Iran’s nuclear energy programme deepened Saudi fears that Tehran, under President Mahmoud Ahmadinejad, was pursuing a policy of dominating the Gulf and expanding its influence among Shiite populations of Arab countries – the Shiite ‘Crescent’ in and ‘encirclement’ of West Asia.

Any tentative steps towards another rapprochement during the late years of the last decade were squashed by the Arab uprising that engaged both countries in proxy wars in Bahrain, Syria and Yemen, leading up to the current crisis.

The second reason for optimism that they could still make up at some stage is though the two countries are feuding, the third player in the margins is the United States. Riyadh may be indirectly targeting Washington, which spearheaded the nuclear deal with Tehran, thereby strengthening the Shiite country’s regional influence and opening the doors for its return to the global economic and political mainstream. Conversely, it has left Saudi Arabia and its Sunni allies searching for fresh answers in several strategic domains.

Washington’s dislike for direct military intervention in West Asian conflicts in recent years has also brought Russia to the fore and upset Riyadh’s plans in Syria. This has forced Riyadh to stretch beyond its comfort zone in dealing with Tehran’s influence in Syria and Yemen. This includes armed involvement against the Al-Houthis in Yemen.

By acting tough with Iran, Saudi Arabia could either be indicating to the US that it is capable of fending for itself (along with an Islamic coalition) or pressuring it to recalibrate its rapprochement with Iran (which the US presidential elections could facilitate) or forcing its active intervention to resolve the reigning crises in its favour.

Domestic issues

Third, just as Saudi Arabia may be targeting the US more than Iran through this feud, the real target of the Iranian orchestrators of the embassy attack may not be the Kingdom. Instead it could be a domestic political turf war between the hardliners, who are opposed to the Iranian deal with the United States, and the President Hassan Rouhani-led reformist camp.

Iran is scheduled to hold elections for the Islamic Consultative Assembly and the Assembly of Experts on February 26. Shiite preacher Sheikh Nimr’s execution in Riyadh is a hot potato during election season.

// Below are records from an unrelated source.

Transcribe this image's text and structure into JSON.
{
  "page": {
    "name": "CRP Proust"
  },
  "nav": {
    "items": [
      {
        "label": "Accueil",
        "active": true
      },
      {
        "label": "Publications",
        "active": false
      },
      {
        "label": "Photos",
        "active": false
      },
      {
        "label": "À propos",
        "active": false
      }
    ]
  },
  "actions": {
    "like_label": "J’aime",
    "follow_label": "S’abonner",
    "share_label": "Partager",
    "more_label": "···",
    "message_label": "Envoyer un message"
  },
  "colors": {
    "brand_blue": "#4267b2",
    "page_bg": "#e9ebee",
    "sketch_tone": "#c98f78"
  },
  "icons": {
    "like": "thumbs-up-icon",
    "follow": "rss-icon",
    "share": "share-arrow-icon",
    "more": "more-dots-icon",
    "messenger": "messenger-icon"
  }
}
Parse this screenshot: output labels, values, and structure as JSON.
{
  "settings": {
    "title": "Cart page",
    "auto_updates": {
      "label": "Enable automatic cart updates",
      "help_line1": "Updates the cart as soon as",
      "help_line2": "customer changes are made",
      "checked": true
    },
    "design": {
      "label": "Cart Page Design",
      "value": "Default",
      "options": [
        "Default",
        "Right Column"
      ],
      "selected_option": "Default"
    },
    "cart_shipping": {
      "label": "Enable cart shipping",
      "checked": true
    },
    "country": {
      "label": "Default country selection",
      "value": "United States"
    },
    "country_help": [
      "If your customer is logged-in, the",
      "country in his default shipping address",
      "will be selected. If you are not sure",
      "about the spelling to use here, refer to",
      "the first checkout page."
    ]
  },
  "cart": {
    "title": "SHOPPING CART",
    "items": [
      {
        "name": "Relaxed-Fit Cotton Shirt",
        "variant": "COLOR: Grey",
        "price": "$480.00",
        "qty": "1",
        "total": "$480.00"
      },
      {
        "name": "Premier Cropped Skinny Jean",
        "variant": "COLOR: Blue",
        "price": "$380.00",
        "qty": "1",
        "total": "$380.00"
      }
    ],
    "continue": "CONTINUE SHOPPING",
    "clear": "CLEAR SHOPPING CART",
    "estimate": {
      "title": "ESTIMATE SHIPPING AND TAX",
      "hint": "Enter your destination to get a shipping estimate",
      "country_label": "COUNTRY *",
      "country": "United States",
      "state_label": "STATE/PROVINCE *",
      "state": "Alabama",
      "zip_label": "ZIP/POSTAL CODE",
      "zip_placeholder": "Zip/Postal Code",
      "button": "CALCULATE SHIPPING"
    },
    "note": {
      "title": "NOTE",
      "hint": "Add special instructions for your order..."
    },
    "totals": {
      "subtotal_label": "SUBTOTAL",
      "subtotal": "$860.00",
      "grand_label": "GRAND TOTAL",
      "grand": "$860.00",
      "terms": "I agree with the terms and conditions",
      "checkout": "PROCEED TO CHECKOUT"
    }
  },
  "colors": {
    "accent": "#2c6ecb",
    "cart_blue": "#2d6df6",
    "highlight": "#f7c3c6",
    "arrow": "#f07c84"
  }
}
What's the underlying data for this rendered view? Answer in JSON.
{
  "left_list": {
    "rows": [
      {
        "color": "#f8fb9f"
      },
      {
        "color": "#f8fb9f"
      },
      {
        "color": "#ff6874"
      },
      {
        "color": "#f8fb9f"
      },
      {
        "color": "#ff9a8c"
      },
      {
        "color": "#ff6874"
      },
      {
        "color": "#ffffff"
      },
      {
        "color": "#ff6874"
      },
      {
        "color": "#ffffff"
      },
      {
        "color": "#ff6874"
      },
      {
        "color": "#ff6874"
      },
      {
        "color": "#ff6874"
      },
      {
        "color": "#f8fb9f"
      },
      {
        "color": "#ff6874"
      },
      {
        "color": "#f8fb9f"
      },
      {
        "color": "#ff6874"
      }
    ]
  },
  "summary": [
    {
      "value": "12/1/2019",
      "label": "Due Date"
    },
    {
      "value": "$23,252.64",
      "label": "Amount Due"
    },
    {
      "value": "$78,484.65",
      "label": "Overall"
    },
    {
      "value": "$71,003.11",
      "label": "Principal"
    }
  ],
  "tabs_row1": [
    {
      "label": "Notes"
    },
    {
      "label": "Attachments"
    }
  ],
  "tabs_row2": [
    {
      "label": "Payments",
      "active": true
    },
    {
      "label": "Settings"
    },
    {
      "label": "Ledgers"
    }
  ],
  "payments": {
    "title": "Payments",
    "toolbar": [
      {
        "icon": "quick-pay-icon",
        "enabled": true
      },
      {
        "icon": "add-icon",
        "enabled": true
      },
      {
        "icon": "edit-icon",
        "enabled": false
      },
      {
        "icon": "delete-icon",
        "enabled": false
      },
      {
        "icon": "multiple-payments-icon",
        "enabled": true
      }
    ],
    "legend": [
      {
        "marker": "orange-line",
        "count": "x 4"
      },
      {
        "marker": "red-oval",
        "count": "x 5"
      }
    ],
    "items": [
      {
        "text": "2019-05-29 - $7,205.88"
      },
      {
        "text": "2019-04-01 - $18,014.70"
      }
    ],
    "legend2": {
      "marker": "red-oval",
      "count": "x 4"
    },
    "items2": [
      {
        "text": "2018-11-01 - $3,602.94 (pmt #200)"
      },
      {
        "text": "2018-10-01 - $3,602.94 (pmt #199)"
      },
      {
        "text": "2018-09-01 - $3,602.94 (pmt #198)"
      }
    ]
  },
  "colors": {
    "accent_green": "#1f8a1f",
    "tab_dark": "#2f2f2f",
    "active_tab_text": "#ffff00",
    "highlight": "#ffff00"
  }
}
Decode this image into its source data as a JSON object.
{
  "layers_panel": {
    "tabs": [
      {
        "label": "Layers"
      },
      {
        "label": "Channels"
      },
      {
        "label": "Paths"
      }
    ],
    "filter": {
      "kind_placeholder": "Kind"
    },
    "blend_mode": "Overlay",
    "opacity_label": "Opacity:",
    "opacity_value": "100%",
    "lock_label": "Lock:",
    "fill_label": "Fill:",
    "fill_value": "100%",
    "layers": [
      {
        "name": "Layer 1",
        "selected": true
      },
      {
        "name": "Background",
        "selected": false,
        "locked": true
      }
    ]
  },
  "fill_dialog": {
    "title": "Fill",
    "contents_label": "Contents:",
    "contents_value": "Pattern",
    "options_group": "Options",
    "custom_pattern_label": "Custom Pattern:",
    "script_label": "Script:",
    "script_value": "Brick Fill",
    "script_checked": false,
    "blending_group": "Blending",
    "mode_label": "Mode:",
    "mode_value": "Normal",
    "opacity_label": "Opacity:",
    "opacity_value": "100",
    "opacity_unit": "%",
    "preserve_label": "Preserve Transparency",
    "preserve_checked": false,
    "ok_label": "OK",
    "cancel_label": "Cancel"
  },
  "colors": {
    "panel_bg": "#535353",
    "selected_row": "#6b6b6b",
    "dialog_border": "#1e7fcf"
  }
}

The fourth rationale for optimism is the oil price. At less than $35 a barrel, both countries are struggling to manage their economies. Venturing into a war that would definitely drain their resources further, and almost definitely leave their differences unresolved, could make them lean in favour of crisis management and conflict resolution.

Fifth, there were reports attributed to the Iranian foreign ministry spokesperson in late December 2015 that diplomatic efforts were under way to open “direct dialogue” between Iran and Saudi Arabia “to resolve differences and regional issues”. There may still be room to walk amid the tough talk.

Sixth, the more these two countries feud, the more the Islamic State gains. This should serve as motivation for Saudi Arabia and Iran to set aside their ideological differences and work towards neutralising the common enemy.

The last reason for optimism that cooperation is still possible stems from the US-Iran rapprochement, unimaginable a few years ago. If this was achievable, a Saudi-Iran thaw is not impossible.

(The writer is a Dubai-based political analyst, author and Honorary Fellow of the University of Exeter, UK)